The Los Angeles Metropolitan Transportation Agency, for committing to make 35 percent of the units built on agency land affordable, and to work with cities to plan more walkable, denser and economical communities around transit stations.
San Bernardino Police Chief Jarrod Burguan, for exceptional leadership in the most trying circumstances imaginable.
#blacklivesmatter, for being a catalyst in the protest movement that brought national attention to the killings of unarmed black men by law enforcement officers.
Congressional leaders, for getting through the year – and raising the debt limit – with nary a threat of a government shutdown.

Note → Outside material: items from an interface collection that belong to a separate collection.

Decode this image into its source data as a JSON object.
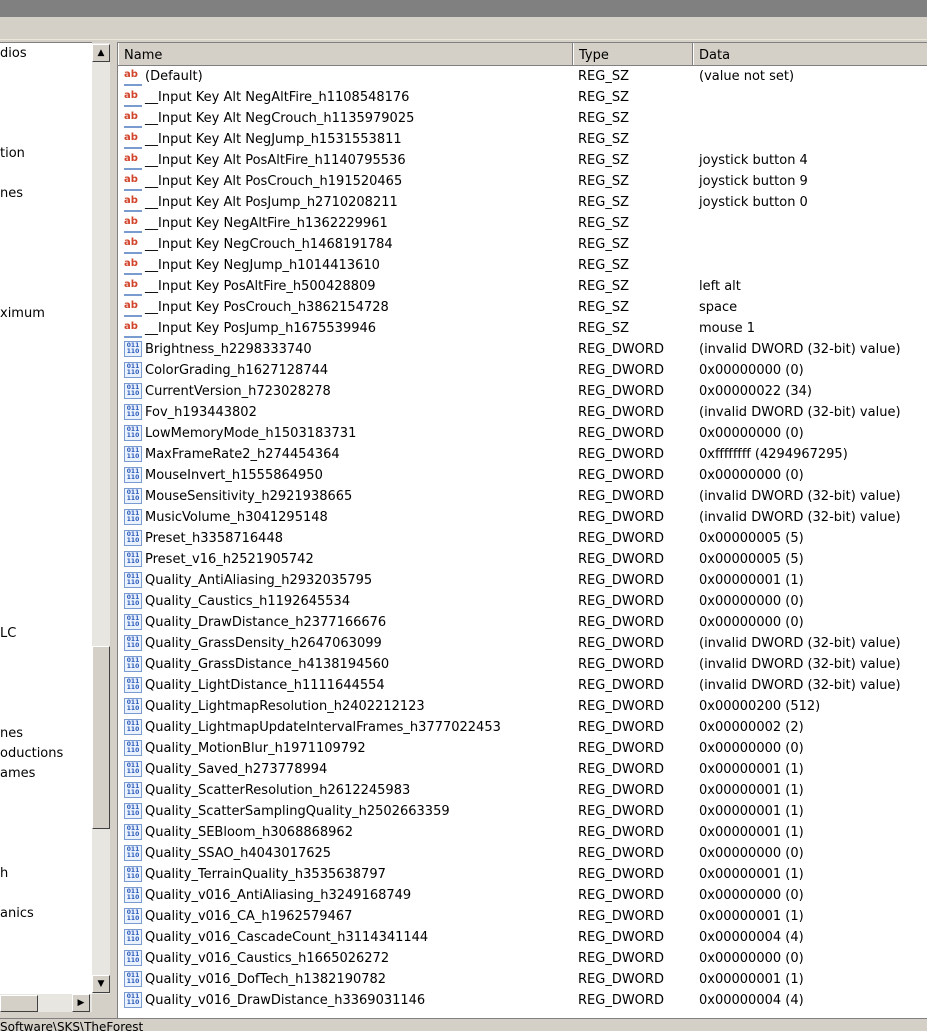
{
  "tree": {
    "items": [
      {
        "label": "dios"
      },
      {
        "label": "tion"
      },
      {
        "label": "nes"
      },
      {
        "label": "ximum"
      },
      {
        "label": "LC"
      },
      {
        "label": "nes"
      },
      {
        "label": "oductions"
      },
      {
        "label": "ames"
      },
      {
        "label": "h"
      },
      {
        "label": "anics"
      }
    ]
  },
  "list": {
    "columns": {
      "name": "Name",
      "type": "Type",
      "data": "Data"
    },
    "rows": [
      {
        "name": "(Default)",
        "type": "REG_SZ",
        "data": "(value not set)",
        "icon": "string-value-icon"
      },
      {
        "name": "__Input Key Alt NegAltFire_h1108548176",
        "type": "REG_SZ",
        "data": "",
        "icon": "string-value-icon"
      },
      {
        "name": "__Input Key Alt NegCrouch_h1135979025",
        "type": "REG_SZ",
        "data": "",
        "icon": "string-value-icon"
      },
      {
        "name": "__Input Key Alt NegJump_h1531553811",
        "type": "REG_SZ",
        "data": "",
        "icon": "string-value-icon"
      },
      {
        "name": "__Input Key Alt PosAltFire_h1140795536",
        "type": "REG_SZ",
        "data": "joystick button 4",
        "icon": "string-value-icon"
      },
      {
        "name": "__Input Key Alt PosCrouch_h191520465",
        "type": "REG_SZ",
        "data": "joystick button 9",
        "icon": "string-value-icon"
      },
      {
        "name": "__Input Key Alt PosJump_h2710208211",
        "type": "REG_SZ",
        "data": "joystick button 0",
        "icon": "string-value-icon"
      },
      {
        "name": "__Input Key NegAltFire_h1362229961",
        "type": "REG_SZ",
        "data": "",
        "icon": "string-value-icon"
      },
      {
        "name": "__Input Key NegCrouch_h1468191784",
        "type": "REG_SZ",
        "data": "",
        "icon": "string-value-icon"
      },
      {
        "name": "__Input Key NegJump_h1014413610",
        "type": "REG_SZ",
        "data": "",
        "icon": "string-value-icon"
      },
      {
        "name": "__Input Key PosAltFire_h500428809",
        "type": "REG_SZ",
        "data": "left alt",
        "icon": "string-value-icon"
      },
      {
        "name": "__Input Key PosCrouch_h3862154728",
        "type": "REG_SZ",
        "data": "space",
        "icon": "string-value-icon"
      },
      {
        "name": "__Input Key PosJump_h1675539946",
        "type": "REG_SZ",
        "data": "mouse 1",
        "icon": "string-value-icon"
      },
      {
        "name": "Brightness_h2298333740",
        "type": "REG_DWORD",
        "data": "(invalid DWORD (32-bit) value)",
        "icon": "dword-value-icon"
      },
      {
        "name": "ColorGrading_h1627128744",
        "type": "REG_DWORD",
        "data": "0x00000000 (0)",
        "icon": "dword-value-icon"
      },
      {
        "name": "CurrentVersion_h723028278",
        "type": "REG_DWORD",
        "data": "0x00000022 (34)",
        "icon": "dword-value-icon"
      },
      {
        "name": "Fov_h193443802",
        "type": "REG_DWORD",
        "data": "(invalid DWORD (32-bit) value)",
        "icon": "dword-value-icon"
      },
      {
        "name": "LowMemoryMode_h1503183731",
        "type": "REG_DWORD",
        "data": "0x00000000 (0)",
        "icon": "dword-value-icon"
      },
      {
        "name": "MaxFrameRate2_h274454364",
        "type": "REG_DWORD",
        "data": "0xffffffff (4294967295)",
        "icon": "dword-value-icon"
      },
      {
        "name": "MouseInvert_h1555864950",
        "type": "REG_DWORD",
        "data": "0x00000000 (0)",
        "icon": "dword-value-icon"
      },
      {
        "name": "MouseSensitivity_h2921938665",
        "type": "REG_DWORD",
        "data": "(invalid DWORD (32-bit) value)",
        "icon": "dword-value-icon"
      },
      {
        "name": "MusicVolume_h3041295148",
        "type": "REG_DWORD",
        "data": "(invalid DWORD (32-bit) value)",
        "icon": "dword-value-icon"
      },
      {
        "name": "Preset_h3358716448",
        "type": "REG_DWORD",
        "data": "0x00000005 (5)",
        "icon": "dword-value-icon"
      },
      {
        "name": "Preset_v16_h2521905742",
        "type": "REG_DWORD",
        "data": "0x00000005 (5)",
        "icon": "dword-value-icon"
      },
      {
        "name": "Quality_AntiAliasing_h2932035795",
        "type": "REG_DWORD",
        "data": "0x00000001 (1)",
        "icon": "dword-value-icon"
      },
      {
        "name": "Quality_Caustics_h1192645534",
        "type": "REG_DWORD",
        "data": "0x00000000 (0)",
        "icon": "dword-value-icon"
      },
      {
        "name": "Quality_DrawDistance_h2377166676",
        "type": "REG_DWORD",
        "data": "0x00000000 (0)",
        "icon": "dword-value-icon"
      },
      {
        "name": "Quality_GrassDensity_h2647063099",
        "type": "REG_DWORD",
        "data": "(invalid DWORD (32-bit) value)",
        "icon": "dword-value-icon"
      },
      {
        "name": "Quality_GrassDistance_h4138194560",
        "type": "REG_DWORD",
        "data": "(invalid DWORD (32-bit) value)",
        "icon": "dword-value-icon"
      },
      {
        "name": "Quality_LightDistance_h1111644554",
        "type": "REG_DWORD",
        "data": "(invalid DWORD (32-bit) value)",
        "icon": "dword-value-icon"
      },
      {
        "name": "Quality_LightmapResolution_h2402212123",
        "type": "REG_DWORD",
        "data": "0x00000200 (512)",
        "icon": "dword-value-icon"
      },
      {
        "name": "Quality_LightmapUpdateIntervalFrames_h3777022453",
        "type": "REG_DWORD",
        "data": "0x00000002 (2)",
        "icon": "dword-value-icon"
      },
      {
        "name": "Quality_MotionBlur_h1971109792",
        "type": "REG_DWORD",
        "data": "0x00000000 (0)",
        "icon": "dword-value-icon"
      },
      {
        "name": "Quality_Saved_h273778994",
        "type": "REG_DWORD",
        "data": "0x00000001 (1)",
        "icon": "dword-value-icon"
      },
      {
        "name": "Quality_ScatterResolution_h2612245983",
        "type": "REG_DWORD",
        "data": "0x00000001 (1)",
        "icon": "dword-value-icon"
      },
      {
        "name": "Quality_ScatterSamplingQuality_h2502663359",
        "type": "REG_DWORD",
        "data": "0x00000001 (1)",
        "icon": "dword-value-icon"
      },
      {
        "name": "Quality_SEBloom_h3068868962",
        "type": "REG_DWORD",
        "data": "0x00000001 (1)",
        "icon": "dword-value-icon"
      },
      {
        "name": "Quality_SSAO_h4043017625",
        "type": "REG_DWORD",
        "data": "0x00000000 (0)",
        "icon": "dword-value-icon"
      },
      {
        "name": "Quality_TerrainQuality_h3535638797",
        "type": "REG_DWORD",
        "data": "0x00000001 (1)",
        "icon": "dword-value-icon"
      },
      {
        "name": "Quality_v016_AntiAliasing_h3249168749",
        "type": "REG_DWORD",
        "data": "0x00000000 (0)",
        "icon": "dword-value-icon"
      },
      {
        "name": "Quality_v016_CA_h1962579467",
        "type": "REG_DWORD",
        "data": "0x00000001 (1)",
        "icon": "dword-value-icon"
      },
      {
        "name": "Quality_v016_CascadeCount_h3114341144",
        "type": "REG_DWORD",
        "data": "0x00000004 (4)",
        "icon": "dword-value-icon"
      },
      {
        "name": "Quality_v016_Caustics_h1665026272",
        "type": "REG_DWORD",
        "data": "0x00000000 (0)",
        "icon": "dword-value-icon"
      },
      {
        "name": "Quality_v016_DofTech_h1382190782",
        "type": "REG_DWORD",
        "data": "0x00000001 (1)",
        "icon": "dword-value-icon"
      },
      {
        "name": "Quality_v016_DrawDistance_h3369031146",
        "type": "REG_DWORD",
        "data": "0x00000004 (4)",
        "icon": "dword-value-icon"
      }
    ]
  },
  "status": {
    "path": "Software\\SKS\\TheForest"
  },
  "colors": {
    "window_bg": "#d4d0c8",
    "list_bg": "#ffffff",
    "string_icon": "#d2442b",
    "dword_icon": "#2a5ab8"
  }
}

Admittedly, we’ve lowered the bar.
Donald Trump, for making the presidential primary race more entertaining this year than ever before in our lifetimes, if scary. Here’s hoping he singlehandedly drives voter turnout to record levels by raising passions to a fever pitch – among his opponents as well as his supporters.
The California legislature, for rejecting bills that responded to the spurious claims that Proposition 47 legalized the theft of handguns, the possession of date rape drugs or, indeed, any crime.
Los Angeles County District Attorney Jackie Lacey, for following through on plans to divert people with mental health problems from the criminal justice system.
The Los Angeles County Board of Supervisors, for recognizing that homelessness is fed by holes in county programs like foster care, probation, jails, mental health and healthcare, and for beginning to spend its money and tailor its services to solve those problems comprehensively.